Alright, Brian Haines made a crack at the end of the class, asking if I could have my notes posted before the show tonight, and I don't think he believes that I can, so here I am...
The title of this post is the name of a class/panel discussion I had the honor of attending. There were no handouts, so I took copius notes, as I knew the panel members (and some members of the audience) had VALUABLE information to share... the panelists were:
Denise Cahill from Cahill & Co.
Shaun Bryant from CAD/FM Consultants Ltd
Aaron Bukowitz from Avatech
Matt Davoren from CADD Microsystems
David Jordani from Jordani Consulting Group
and was mediated by Mark Evans from Autodesk BSD
Mark introduced the panelists and gave some background for each of them. They are very experienced; ranging from large to small projects.
The audience was a mix of backgrounds (space planners, engineers, in house facilities and software developers/service providers) and experiences (for-profit, institutions/not for profit, educational and government).

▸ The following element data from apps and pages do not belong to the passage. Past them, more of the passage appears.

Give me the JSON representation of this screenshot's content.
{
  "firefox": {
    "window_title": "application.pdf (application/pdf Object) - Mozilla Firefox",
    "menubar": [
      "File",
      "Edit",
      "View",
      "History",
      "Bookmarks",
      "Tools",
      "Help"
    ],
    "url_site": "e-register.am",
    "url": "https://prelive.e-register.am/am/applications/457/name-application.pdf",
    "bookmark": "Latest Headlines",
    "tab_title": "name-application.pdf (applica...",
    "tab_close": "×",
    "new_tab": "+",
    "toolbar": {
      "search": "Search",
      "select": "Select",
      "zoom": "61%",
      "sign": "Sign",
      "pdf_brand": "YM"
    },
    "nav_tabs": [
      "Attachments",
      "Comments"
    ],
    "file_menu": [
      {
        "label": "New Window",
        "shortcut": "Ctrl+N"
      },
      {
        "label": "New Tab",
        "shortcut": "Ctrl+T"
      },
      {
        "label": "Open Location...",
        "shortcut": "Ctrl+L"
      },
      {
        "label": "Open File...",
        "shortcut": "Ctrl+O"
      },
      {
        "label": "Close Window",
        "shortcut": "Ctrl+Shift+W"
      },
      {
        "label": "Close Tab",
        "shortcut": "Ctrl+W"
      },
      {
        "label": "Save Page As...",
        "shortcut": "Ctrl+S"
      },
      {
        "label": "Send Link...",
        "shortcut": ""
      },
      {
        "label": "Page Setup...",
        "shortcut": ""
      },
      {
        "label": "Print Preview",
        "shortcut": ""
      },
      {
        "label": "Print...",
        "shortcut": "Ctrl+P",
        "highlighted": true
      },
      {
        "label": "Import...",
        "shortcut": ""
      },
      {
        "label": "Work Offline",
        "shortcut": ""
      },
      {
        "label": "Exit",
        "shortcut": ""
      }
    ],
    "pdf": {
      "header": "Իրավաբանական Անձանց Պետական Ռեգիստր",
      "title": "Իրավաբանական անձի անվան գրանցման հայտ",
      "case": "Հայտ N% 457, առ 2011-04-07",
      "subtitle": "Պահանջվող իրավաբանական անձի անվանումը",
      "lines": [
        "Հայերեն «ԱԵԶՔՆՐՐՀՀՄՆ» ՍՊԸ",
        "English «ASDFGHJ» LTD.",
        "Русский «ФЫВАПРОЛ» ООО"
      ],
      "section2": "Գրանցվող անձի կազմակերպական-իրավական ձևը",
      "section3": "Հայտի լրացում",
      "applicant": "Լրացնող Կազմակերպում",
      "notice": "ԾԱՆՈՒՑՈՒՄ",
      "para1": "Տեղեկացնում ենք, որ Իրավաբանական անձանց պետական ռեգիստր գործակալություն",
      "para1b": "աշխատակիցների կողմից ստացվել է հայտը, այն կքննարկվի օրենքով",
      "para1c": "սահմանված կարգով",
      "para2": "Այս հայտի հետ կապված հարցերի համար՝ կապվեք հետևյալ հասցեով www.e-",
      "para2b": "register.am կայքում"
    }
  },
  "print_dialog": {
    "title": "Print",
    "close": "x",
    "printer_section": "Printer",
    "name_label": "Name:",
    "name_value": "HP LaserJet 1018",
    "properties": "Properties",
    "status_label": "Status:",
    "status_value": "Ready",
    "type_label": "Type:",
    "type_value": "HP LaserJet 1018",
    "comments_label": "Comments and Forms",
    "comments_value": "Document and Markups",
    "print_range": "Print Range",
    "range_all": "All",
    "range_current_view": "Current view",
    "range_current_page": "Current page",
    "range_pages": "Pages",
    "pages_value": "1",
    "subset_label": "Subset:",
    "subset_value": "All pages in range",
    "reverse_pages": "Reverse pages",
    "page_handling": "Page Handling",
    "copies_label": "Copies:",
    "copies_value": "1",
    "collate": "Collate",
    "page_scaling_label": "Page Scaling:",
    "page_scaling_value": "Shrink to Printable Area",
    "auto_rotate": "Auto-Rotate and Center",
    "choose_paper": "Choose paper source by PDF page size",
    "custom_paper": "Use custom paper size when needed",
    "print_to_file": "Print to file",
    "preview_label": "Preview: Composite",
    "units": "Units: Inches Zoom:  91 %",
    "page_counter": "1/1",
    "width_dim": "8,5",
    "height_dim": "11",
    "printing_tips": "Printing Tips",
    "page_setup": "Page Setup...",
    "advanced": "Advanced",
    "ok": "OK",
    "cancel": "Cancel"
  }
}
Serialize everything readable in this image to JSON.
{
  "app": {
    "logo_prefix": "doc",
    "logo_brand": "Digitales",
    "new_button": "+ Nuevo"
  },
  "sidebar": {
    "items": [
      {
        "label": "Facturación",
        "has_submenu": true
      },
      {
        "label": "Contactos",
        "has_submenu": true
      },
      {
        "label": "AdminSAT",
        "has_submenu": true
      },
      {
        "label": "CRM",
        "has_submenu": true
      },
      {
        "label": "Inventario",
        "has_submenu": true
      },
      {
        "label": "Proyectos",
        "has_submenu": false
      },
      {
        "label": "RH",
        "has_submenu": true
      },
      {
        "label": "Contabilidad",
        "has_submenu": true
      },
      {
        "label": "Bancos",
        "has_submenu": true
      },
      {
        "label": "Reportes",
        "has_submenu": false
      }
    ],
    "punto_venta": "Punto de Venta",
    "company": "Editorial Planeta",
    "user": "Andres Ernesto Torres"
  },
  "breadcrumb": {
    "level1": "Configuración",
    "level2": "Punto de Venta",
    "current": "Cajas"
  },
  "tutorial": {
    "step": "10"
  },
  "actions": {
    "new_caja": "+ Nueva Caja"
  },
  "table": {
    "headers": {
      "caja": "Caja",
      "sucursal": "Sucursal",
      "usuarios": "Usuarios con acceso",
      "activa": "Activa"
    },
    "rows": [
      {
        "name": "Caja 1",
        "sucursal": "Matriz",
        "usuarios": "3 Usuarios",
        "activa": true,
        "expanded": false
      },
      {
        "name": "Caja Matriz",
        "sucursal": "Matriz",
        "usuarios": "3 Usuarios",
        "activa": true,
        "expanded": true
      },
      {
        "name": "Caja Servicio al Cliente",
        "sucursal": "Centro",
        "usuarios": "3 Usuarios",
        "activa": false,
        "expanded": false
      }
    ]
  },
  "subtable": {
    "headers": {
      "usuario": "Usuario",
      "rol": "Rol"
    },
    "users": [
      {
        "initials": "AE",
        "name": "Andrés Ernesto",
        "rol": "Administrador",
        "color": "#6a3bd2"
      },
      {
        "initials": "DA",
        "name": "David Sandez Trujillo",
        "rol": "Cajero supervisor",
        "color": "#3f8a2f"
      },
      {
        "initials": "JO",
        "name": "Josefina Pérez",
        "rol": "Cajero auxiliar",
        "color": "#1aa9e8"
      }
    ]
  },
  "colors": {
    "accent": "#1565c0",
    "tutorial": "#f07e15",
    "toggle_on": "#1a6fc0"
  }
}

The first question was a good one... each panelist was asked to give their top two items, the two things they believe played vital parts in successful implementations. I've got 6 items here instead of 10 because everyone agreed on the same subjects.
1. Buy-in from all players (at least those who could affect things)
2. Breaking down/phasing implementation to manageable bites so you're not overwhelmed
3. Consistency (having trustworthy information)
4. Education and Training
5. Have goals and objectives laid out up front to prevent rework or unneccessary efforts
6. Resources (I believe this meant competent people in-house who could keep things going)
"software, implementation, upkeep" <- key points
I haven't credited the originators of the previous or following answers and I apologize, but, things moved fast enough that would have been difficult to keep up with the conversation, and I had a really small piece of paper on which to take notes.
First Step is defining your final needs
New technologies are a mental catalyst for employees
You don't know what you don't know (see previous statement)
Manage expectations to avoid unreasonable disappointments
Make the CAFM System central to your processes to avoid forgetting about it or taking it for granted
Add 'Data Management' (upkeep) to someone's job description
The software is only 20% of the success factor, the rest is processes and implementers
Keep up with training
There needs to be someone in-house with the skillset to manage the system and take personal responsibility/ownership once it is set up
Quantify the benefits (roi? continuing justification for participation/compliance?)
CAFM is undergoing a change in awareness these days. People are realizing how important proper management of an operating facility is. Years ago, noone talked about CAD Standards... it wasn't needed, files weren't being shared, consistency/continuity worked differently before.
Some steps to implementation:
Discovery/data gathering/cleanup/a pilot/implementation/training/turnover
How long might discovery take? A couple/few weeks to go onsite and interview/assess resources, hammer down goals/expectations/deliver proposal
Ah, yes... there were two perspectives present at the talk...
the CAFM consultants... referring to the deep and mysterious processes of implementation... and the 'starry-eyed technologist point of view' (Steve Segarra's words, but, I liked them) that sees nothing but good things with the current resources.
The most important thing is to discuss things with your peers... your questions are not going to be unique, don't reinvent the wheel.
This year at AU, there were 11 FM specific courses with a 71% signup increase over last year. More than 500 individuals registered for the various courses (which I'll speak more about when I've got more time to write).
I've heard through the grapevine ~shifty eyes~ that if there are enough good course proposals, that next year there could be a full Facilities Management Track (16 courses). I've got my fingers crossed.
There ya go, Brian, that's what you get for challenging me. ;)
Edit: I have edited this post since I got home, adding the photo the panelists were kind enough to pose for prior to the class session, as well as hyperlinks to assist readers in finding out more about the consultants who shared the preceding information.
I really did enjoy the company of all of the FM people that I met throughout the week. Not only were they experienced and brilliant, but, they were also all really nice. I'm still young, I'm always curious, and I'm sure I ask stupid questions sometimes, but, someone (whether Autodesk employee or fellow FM'ers), was always kind enough to share their thoughts with me. I also note that we just had A LOT of fun throughout the week. We're all excited about what we do and where we see our industry going, and it's fantastic to get a chance to hang out with like-minded individuals.
My public thanks to everyone I met this past week, you made my Autodesk University experience this year SO valuable and personally enjoyable.